Unlike most of Europe and the U.S., Canada was still largely terra incognita in the late 19th century. Eager to build railways opening up the land to mining and settlement, the government sought to map thousands of miles of rugged terrain at an unprecedented rate. Laying down chains to measure distance on the ground — the standard surveying technique of the period — was far too laborious, and it was practically useless for plotting elevation in a mountainous region. As the government grew impatient, a surveyor named Edouard Deville proposed trying out a method invented in his native France: With the help of an optical device called a theodolite, which measures angles, a surveyor could translate a comprehensive set of panoramic photographs into an accurate topographic map.
Deville and his successors succeeded, charting most of Canada between the 1880s and the first decades of the 20th century. Once their maps were complete, the photos were no longer needed.
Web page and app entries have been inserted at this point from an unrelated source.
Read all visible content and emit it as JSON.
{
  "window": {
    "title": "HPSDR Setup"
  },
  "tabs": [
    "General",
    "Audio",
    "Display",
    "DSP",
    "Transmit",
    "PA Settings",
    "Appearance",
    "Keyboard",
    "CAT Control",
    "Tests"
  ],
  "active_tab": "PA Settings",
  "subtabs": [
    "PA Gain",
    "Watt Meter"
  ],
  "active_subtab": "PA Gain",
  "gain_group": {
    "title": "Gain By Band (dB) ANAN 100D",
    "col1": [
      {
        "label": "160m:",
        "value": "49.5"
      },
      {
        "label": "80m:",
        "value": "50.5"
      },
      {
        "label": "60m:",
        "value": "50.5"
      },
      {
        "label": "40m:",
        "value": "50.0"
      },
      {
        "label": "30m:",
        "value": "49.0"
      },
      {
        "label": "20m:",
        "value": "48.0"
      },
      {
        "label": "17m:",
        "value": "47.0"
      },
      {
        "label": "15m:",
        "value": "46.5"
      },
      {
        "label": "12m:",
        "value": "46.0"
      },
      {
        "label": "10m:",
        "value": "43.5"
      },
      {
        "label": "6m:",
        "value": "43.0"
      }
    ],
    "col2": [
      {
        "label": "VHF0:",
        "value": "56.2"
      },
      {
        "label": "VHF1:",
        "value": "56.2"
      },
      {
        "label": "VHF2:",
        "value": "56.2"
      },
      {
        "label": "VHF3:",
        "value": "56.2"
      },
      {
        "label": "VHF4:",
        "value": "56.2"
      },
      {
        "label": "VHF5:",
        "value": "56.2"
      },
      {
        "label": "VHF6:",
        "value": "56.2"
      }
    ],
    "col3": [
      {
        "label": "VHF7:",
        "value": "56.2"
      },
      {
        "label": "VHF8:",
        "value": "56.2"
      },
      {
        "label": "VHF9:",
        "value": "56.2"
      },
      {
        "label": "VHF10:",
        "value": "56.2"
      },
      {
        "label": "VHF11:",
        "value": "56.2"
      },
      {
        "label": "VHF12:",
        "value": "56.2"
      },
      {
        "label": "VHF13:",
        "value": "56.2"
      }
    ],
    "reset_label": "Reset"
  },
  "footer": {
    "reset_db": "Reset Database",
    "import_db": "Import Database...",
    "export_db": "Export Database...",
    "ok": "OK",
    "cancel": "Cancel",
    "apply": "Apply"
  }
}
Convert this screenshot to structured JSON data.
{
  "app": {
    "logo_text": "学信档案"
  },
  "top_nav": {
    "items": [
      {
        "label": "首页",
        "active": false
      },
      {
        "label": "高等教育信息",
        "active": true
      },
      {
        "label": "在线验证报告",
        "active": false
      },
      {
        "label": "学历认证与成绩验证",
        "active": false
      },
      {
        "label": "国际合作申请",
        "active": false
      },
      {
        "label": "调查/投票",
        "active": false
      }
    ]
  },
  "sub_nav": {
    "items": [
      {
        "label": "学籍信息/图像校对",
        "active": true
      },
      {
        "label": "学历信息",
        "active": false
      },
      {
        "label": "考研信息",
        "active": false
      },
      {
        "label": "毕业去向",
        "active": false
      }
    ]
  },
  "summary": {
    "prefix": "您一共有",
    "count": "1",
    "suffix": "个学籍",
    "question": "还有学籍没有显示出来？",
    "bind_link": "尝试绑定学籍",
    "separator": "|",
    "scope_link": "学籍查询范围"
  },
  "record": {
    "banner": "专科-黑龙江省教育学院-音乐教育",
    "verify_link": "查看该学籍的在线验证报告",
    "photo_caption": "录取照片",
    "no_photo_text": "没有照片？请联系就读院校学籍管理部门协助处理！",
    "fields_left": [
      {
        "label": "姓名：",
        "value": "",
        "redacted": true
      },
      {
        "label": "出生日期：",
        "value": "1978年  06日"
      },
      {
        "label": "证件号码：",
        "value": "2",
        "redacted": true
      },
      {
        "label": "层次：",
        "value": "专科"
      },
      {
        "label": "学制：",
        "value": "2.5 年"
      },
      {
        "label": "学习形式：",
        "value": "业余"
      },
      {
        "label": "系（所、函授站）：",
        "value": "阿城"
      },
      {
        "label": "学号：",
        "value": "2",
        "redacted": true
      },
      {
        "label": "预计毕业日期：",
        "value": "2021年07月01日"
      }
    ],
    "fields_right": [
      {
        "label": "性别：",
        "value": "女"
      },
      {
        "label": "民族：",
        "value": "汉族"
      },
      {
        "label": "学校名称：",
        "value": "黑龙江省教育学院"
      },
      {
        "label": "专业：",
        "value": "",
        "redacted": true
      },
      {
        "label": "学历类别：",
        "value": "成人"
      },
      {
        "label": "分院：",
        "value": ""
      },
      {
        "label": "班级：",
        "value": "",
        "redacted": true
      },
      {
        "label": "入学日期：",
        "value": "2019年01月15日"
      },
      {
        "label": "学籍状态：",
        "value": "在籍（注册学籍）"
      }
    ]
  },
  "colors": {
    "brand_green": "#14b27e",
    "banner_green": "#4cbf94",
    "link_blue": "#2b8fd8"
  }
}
The heavy glass-plate negatives were set to be destroyed, but they ended up misfiled in an Ottawa warehouse (perhaps intentionally diverted by a far-sighted civil servant). Higgs’ grad students found them while investigating gaps in the Jasper prints, exploring equivalent photos from a neighboring park. The whole collection numbered 120,000 images, neatly preserved in 300 large boxes.
Higgs couldn’t let the opportunity pass him by, and he immediately started retaking some of the photos. “We’ve done around 8,000 repeat images over the past 20 years,” he says. The large-format film camera has been retired, supplanted by digital photography. Google Earth and GPS technologies get the photographers to the right spot, typically within a meter of where the original surveyor once looked through his lens. On the ground, the rephotographers — mostly students now — often see remnants of the original surveys, including fabric from century-old flags.
Yet even with modern technology, Higgs says it’s common to experience “repeat photography vertigo, where you’re standing in a location and you’re pretty sure you’re in the right location, but nothing looks the same.” In some cases, the overgrowth is so extreme that the view is blocked, or the spot itself proves inaccessible.
It soon became clear that the growing density and homogeneity of mountain forest isn’t unique to Jasper. Higgs believes the mosaic of older and newer growth seen in the early survey photos is likely a combination of natural climate effects as well as fire management practices by indigenous peoples.
“We’re looking at how we might partner with indigenous communities to bring some of these patterns back to the landscape,” he says. More broadly, he and his colleagues are attempting for the Canadian Rockies what Hastings and Turner originally sought to achieve in the Sonoran Desert: studying whole ecosystems with open minds. In some cases, they’re finding surprises — such as new biodiversity taking root around abandoned mountain coal mines — prompting studies that might otherwise never have been imagined.
“Repeat photography has really informed how I think about the nature of change,” says Higgs. “It’s made me think about how and why we restore, and what that’s going to look like in a changing world.” More than just a window to the past, repeat photography provides a lens through which to scope out the environment of the future.
Jonathon Keats is a contributing editor at Discover. This article originally appeared in print as "Practice Makes Picture Perfect."
Editor's Note: A previous version of this story incorrectly listed the title of a book of Sonoran Desert photographs. It is called The Changing Mile.